§ **Your goal**: Gather all lines in the entries that include the word "JSON".
── Records to use
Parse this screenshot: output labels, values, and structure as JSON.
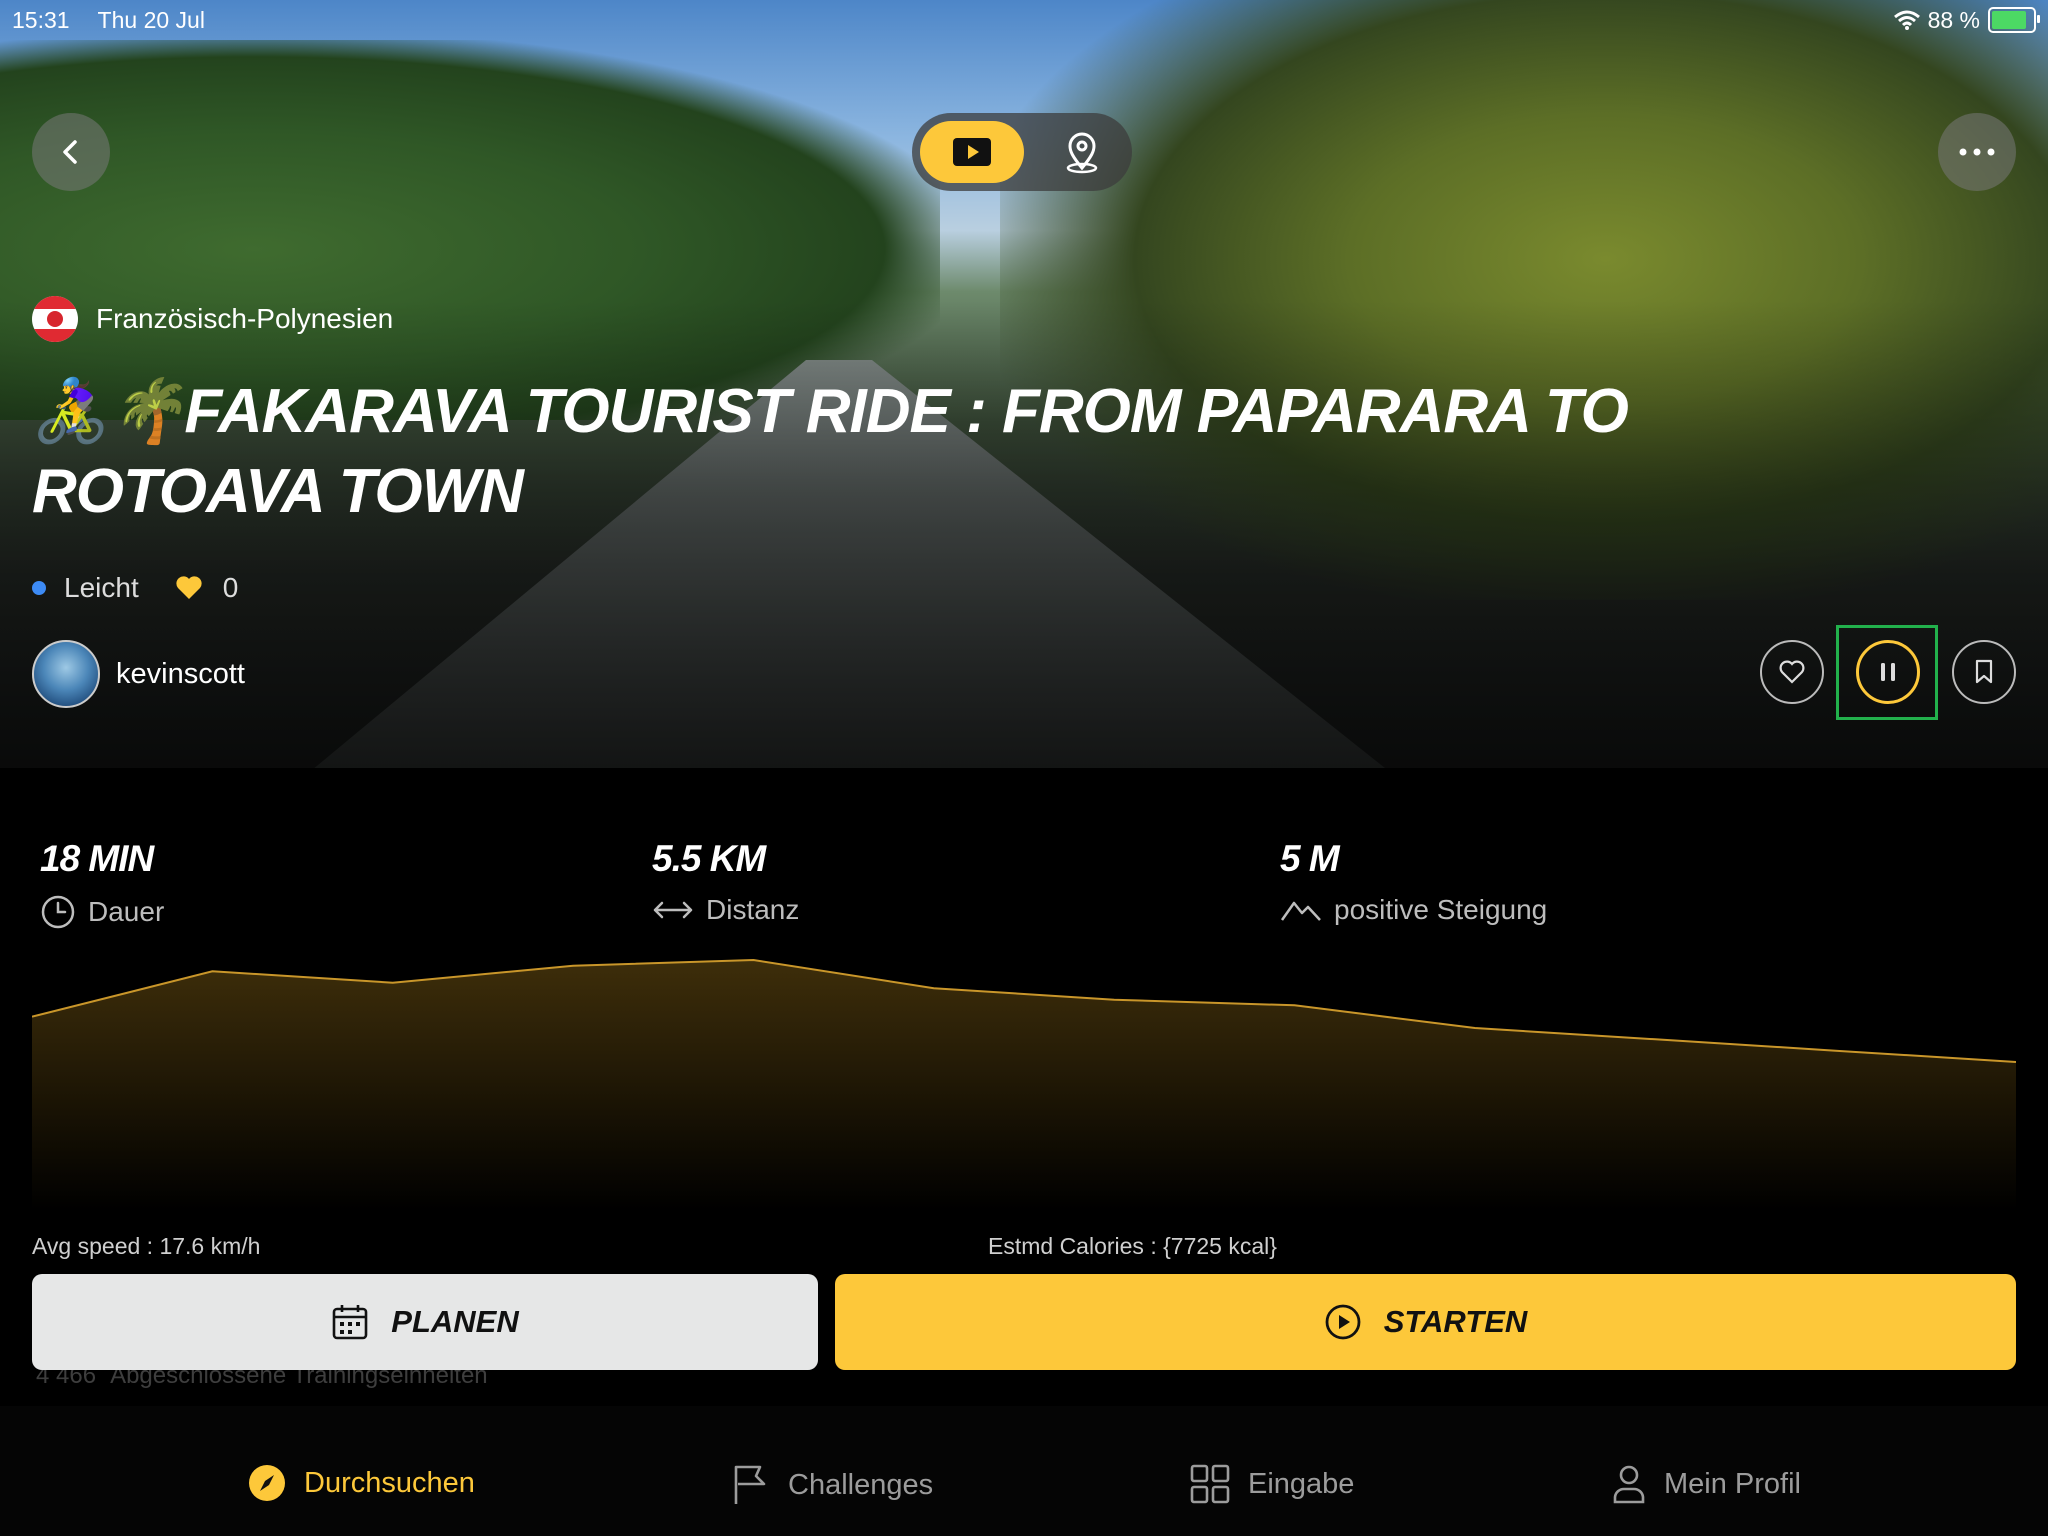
{
  "status_bar": {
    "time": "15:31",
    "date": "Thu 20 Jul",
    "battery": "88 %"
  },
  "header": {
    "toggle_options": [
      "video",
      "map"
    ],
    "active_toggle": "video"
  },
  "ride": {
    "country": "Französisch-Polynesien",
    "title": "🚴‍♀️🌴FAKARAVA TOURIST RIDE : FROM PAPARARA TO ROTOAVA TOWN",
    "difficulty": "Leicht",
    "likes": "0",
    "author": "kevinscott"
  },
  "stats": [
    {
      "value": "18 MIN",
      "label": "Dauer",
      "icon": "clock-icon"
    },
    {
      "value": "5.5 KM",
      "label": "Distanz",
      "icon": "distance-arrows-icon"
    },
    {
      "value": "5 M",
      "label": "positive Steigung",
      "icon": "mountain-icon"
    }
  ],
  "elevation_profile": {
    "type": "area",
    "x": [
      0,
      0.5,
      1.0,
      1.5,
      2.0,
      2.5,
      3.0,
      3.5,
      4.0,
      4.5,
      5.0,
      5.5
    ],
    "values": [
      2.0,
      2.8,
      2.6,
      2.9,
      3.0,
      2.5,
      2.3,
      2.2,
      1.8,
      1.6,
      1.4,
      1.2
    ]
  },
  "info": {
    "avg_speed": "Avg speed : 17.6 km/h",
    "calories": "Estmd Calories : {7725 kcal}"
  },
  "completed": {
    "count": "4 466",
    "label": "Abgeschlossene Trainingseinheiten"
  },
  "buttons": {
    "plan": "PLANEN",
    "start": "STARTEN"
  },
  "tabs": [
    {
      "label": "Durchsuchen",
      "icon": "compass-icon",
      "active": true
    },
    {
      "label": "Challenges",
      "icon": "flag-icon",
      "active": false
    },
    {
      "label": "Eingabe",
      "icon": "grid-icon",
      "active": false
    },
    {
      "label": "Mein Profil",
      "icon": "person-icon",
      "active": false
    }
  ],
  "colors": {
    "accent": "#fdc83a",
    "background": "#000000",
    "difficulty_dot": "#3d8bf5",
    "highlight": "#22b14c"
  }
}
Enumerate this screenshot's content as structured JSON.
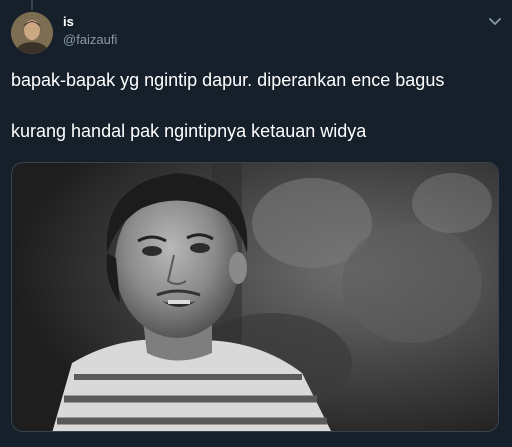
{
  "tweet": {
    "display_name": "is",
    "handle": "@faizaufi",
    "text_line1": "bapak-bapak yg ngintip dapur. diperankan ence bagus",
    "text_line2": "kurang handal pak ngintipnya ketauan widya"
  },
  "icons": {
    "menu": "chevron-down-icon"
  },
  "colors": {
    "background": "#15202b",
    "primary_text": "#ffffff",
    "secondary_text": "#8899a6",
    "border": "#38444d"
  }
}
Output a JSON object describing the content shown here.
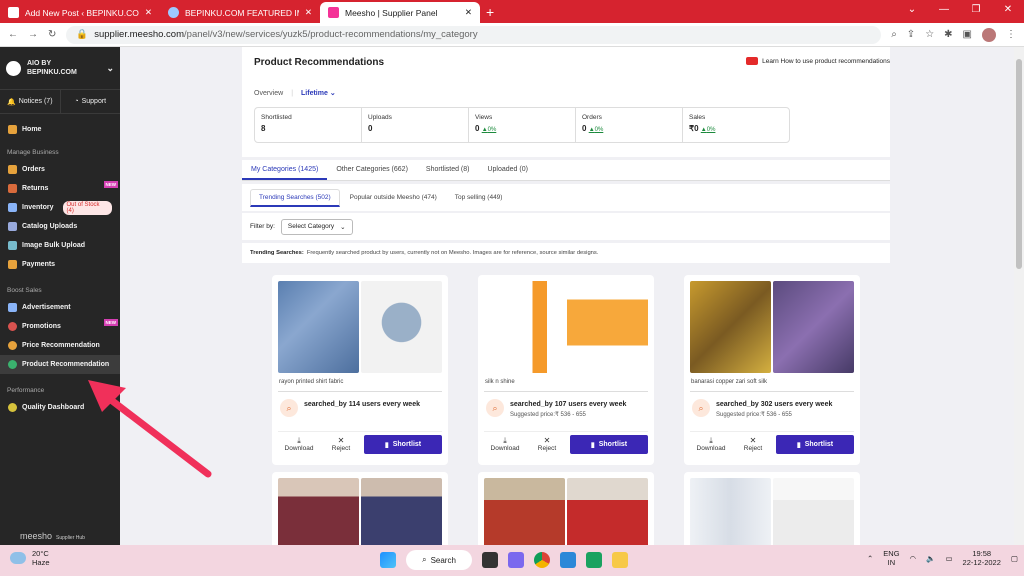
{
  "browser": {
    "tabs": [
      {
        "title": "Add New Post ‹ BEPINKU.COM —",
        "active": false
      },
      {
        "title": "BEPINKU.COM FEATURED IMAGE",
        "active": false
      },
      {
        "title": "Meesho | Supplier Panel",
        "active": true
      }
    ],
    "new_tab": "+",
    "url_host": "supplier.meesho.com",
    "url_path": "/panel/v3/new/services/yuzk5/product-recommendations/my_category"
  },
  "sidebar": {
    "account": "AIO BY BEPINKU.COM",
    "notices": "Notices (7)",
    "support": "Support",
    "home": "Home",
    "sec_manage": "Manage Business",
    "orders": "Orders",
    "returns": "Returns",
    "inventory": "Inventory",
    "out_of_stock": "Out of Stock (4)",
    "catalog": "Catalog Uploads",
    "bulk": "Image Bulk Upload",
    "payments": "Payments",
    "sec_boost": "Boost Sales",
    "advertisement": "Advertisement",
    "promotions": "Promotions",
    "price_rec": "Price Recommendation",
    "product_rec": "Product Recommendation",
    "sec_perf": "Performance",
    "quality": "Quality Dashboard",
    "new_badge": "NEW",
    "footer_brand": "meesho",
    "footer_sub": "Supplier Hub"
  },
  "page": {
    "title": "Product Recommendations",
    "learn": "Learn How to use product recommendations",
    "overview": "Overview",
    "lifetime": "Lifetime",
    "stats": [
      {
        "label": "Shortlisted",
        "value": "8",
        "delta": ""
      },
      {
        "label": "Uploads",
        "value": "0",
        "delta": ""
      },
      {
        "label": "Views",
        "value": "0",
        "delta": "0%"
      },
      {
        "label": "Orders",
        "value": "0",
        "delta": "0%"
      },
      {
        "label": "Sales",
        "value": "₹0",
        "delta": "0%"
      }
    ],
    "tabs": [
      "My Categories (1425)",
      "Other Categories (662)",
      "Shortlisted (8)",
      "Uploaded (0)"
    ],
    "subtabs": [
      "Trending Searches (502)",
      "Popular outside Meesho (474)",
      "Top selling (449)"
    ],
    "filter_label": "Filter by:",
    "filter_select": "Select Category",
    "trend_label": "Trending Searches:",
    "trend_text": "Frequently searched product by users, currently not on Meesho. Images are for reference, source similar designs.",
    "cards": [
      {
        "name": "rayon printed shirt fabric",
        "searched": "searched_by 114 users every week",
        "price": ""
      },
      {
        "name": "silk n shine",
        "searched": "searched_by 107 users every week",
        "price": "Suggested price:₹ 536 - 655"
      },
      {
        "name": "banarasi copper zari soft silk",
        "searched": "searched_by 302 users every week",
        "price": "Suggested price:₹ 536 - 655"
      }
    ],
    "download": "Download",
    "reject": "Reject",
    "shortlist": "Shortlist"
  },
  "taskbar": {
    "temp": "20°C",
    "weather": "Haze",
    "search": "Search",
    "lang1": "ENG",
    "lang2": "IN",
    "time": "19:58",
    "date": "22-12-2022"
  }
}
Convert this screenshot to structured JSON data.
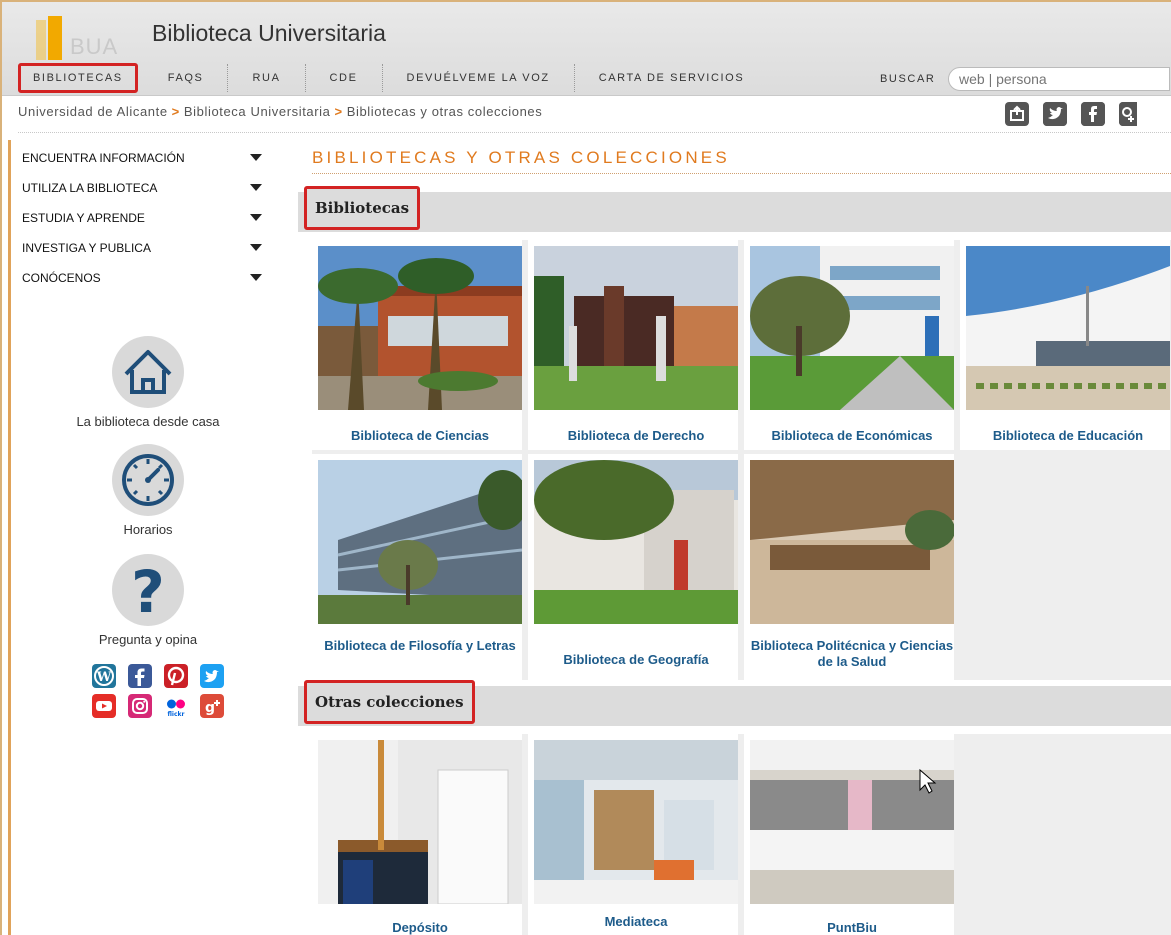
{
  "header": {
    "logo_text": "BUA",
    "site_title": "Biblioteca Universitaria",
    "nav": [
      "BIBLIOTECAS",
      "FAQS",
      "RUA",
      "CDE",
      "DEVUÉLVEME LA VOZ",
      "CARTA DE SERVICIOS"
    ],
    "search_label": "BUSCAR",
    "search_placeholder": "web | persona"
  },
  "breadcrumb": {
    "items": [
      "Universidad de Alicante",
      "Biblioteca Universitaria",
      "Bibliotecas y otras colecciones"
    ],
    "separator": ">"
  },
  "sidebar": {
    "menu": [
      "ENCUENTRA INFORMACIÓN",
      "UTILIZA LA BIBLIOTECA",
      "ESTUDIA Y APRENDE",
      "INVESTIGA Y PUBLICA",
      "CONÓCENOS"
    ],
    "tools": [
      "La biblioteca desde casa",
      "Horarios",
      "Pregunta y opina"
    ]
  },
  "main": {
    "page_title": "BIBLIOTECAS Y OTRAS COLECCIONES",
    "section_bibliotecas": "Bibliotecas",
    "bibliotecas": [
      "Biblioteca de Ciencias",
      "Biblioteca de Derecho",
      "Biblioteca de Económicas",
      "Biblioteca de Educación",
      "Biblioteca de Filosofía y Letras",
      "Biblioteca de Geografía",
      "Biblioteca Politécnica y Ciencias de la Salud"
    ],
    "section_otras": "Otras colecciones",
    "otras": [
      "Depósito",
      "Mediateca",
      "PuntBiu"
    ]
  },
  "colors": {
    "accent_orange": "#e07a1e",
    "highlight_red": "#d32323",
    "link_blue": "#1d5b8a"
  }
}
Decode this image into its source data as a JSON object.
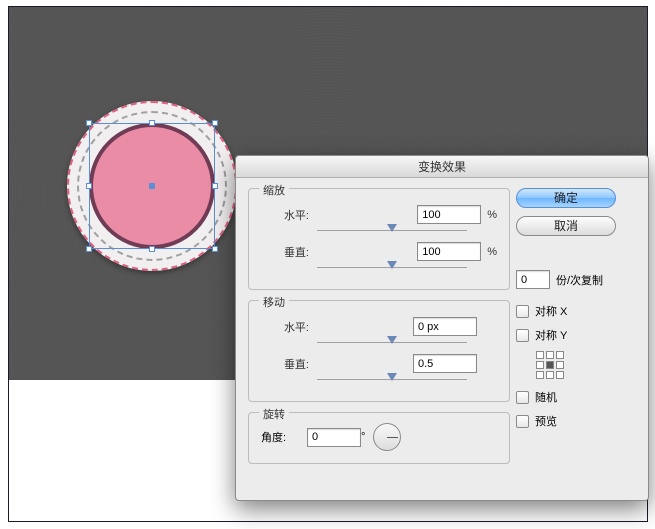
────
§ **Response**:
Parse this screenshot: output labels, values, and structure as JSON.
Enumerate this screenshot's content as structured JSON.
Output a JSON object describing the content shown here.
Convert this screenshot to structured JSON data.
Decode this image into its source data as a JSON object.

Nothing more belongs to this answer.